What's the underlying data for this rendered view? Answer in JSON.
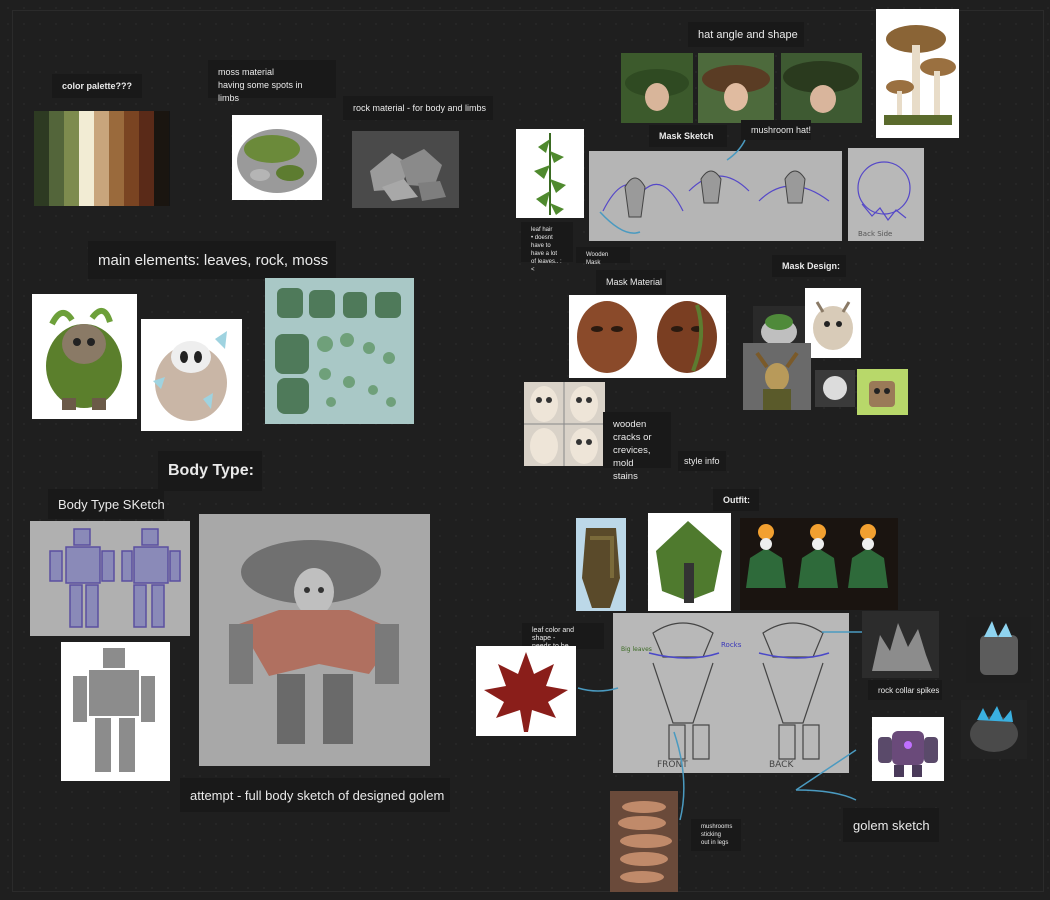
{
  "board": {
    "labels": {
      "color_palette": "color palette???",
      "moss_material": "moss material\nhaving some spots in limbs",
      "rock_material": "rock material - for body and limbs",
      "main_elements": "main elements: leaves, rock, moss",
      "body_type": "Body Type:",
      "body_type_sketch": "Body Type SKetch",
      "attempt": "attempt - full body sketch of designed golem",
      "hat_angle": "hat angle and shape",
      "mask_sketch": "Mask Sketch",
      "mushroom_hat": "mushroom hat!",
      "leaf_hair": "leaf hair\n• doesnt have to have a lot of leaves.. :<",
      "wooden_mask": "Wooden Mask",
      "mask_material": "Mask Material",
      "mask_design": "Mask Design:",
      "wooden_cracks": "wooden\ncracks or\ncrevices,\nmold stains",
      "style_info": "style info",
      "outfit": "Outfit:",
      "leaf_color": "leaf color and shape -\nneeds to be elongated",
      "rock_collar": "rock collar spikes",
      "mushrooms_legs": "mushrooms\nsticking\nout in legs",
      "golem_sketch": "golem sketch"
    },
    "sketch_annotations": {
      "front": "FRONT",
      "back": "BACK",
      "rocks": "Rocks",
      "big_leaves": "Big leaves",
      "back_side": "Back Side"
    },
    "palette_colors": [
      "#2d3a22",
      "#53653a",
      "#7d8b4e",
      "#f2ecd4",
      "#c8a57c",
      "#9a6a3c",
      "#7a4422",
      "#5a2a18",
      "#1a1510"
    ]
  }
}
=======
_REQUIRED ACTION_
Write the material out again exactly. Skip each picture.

_OUTPUT OF THE TASK_
What's the underlying data for this rendered view? Answer in JSON.
{
  "board": {
    "labels": {
      "color_palette": "color palette???",
      "moss_material": "moss material\nhaving some spots in limbs",
      "rock_material": "rock material - for body and limbs",
      "main_elements": "main elements: leaves, rock, moss",
      "body_type": "Body Type:",
      "body_type_sketch": "Body Type SKetch",
      "attempt": "attempt - full body sketch of designed golem",
      "hat_angle": "hat angle and shape",
      "mask_sketch": "Mask Sketch",
      "mushroom_hat": "mushroom hat!",
      "leaf_hair": "leaf hair\n• doesnt have to have a lot of leaves.. :<",
      "wooden_mask": "Wooden Mask",
      "mask_material": "Mask Material",
      "mask_design": "Mask Design:",
      "wooden_cracks": "wooden\ncracks or\ncrevices,\nmold stains",
      "style_info": "style info",
      "outfit": "Outfit:",
      "leaf_color": "leaf color and shape -\nneeds to be elongated",
      "rock_collar": "rock collar spikes",
      "mushrooms_legs": "mushrooms\nsticking\nout in legs",
      "golem_sketch": "golem sketch"
    },
    "sketch_annotations": {
      "front": "FRONT",
      "back": "BACK",
      "rocks": "Rocks",
      "big_leaves": "Big leaves",
      "back_side": "Back Side"
    },
    "palette_colors": [
      "#2d3a22",
      "#53653a",
      "#7d8b4e",
      "#f2ecd4",
      "#c8a57c",
      "#9a6a3c",
      "#7a4422",
      "#5a2a18",
      "#1a1510"
    ]
  }
}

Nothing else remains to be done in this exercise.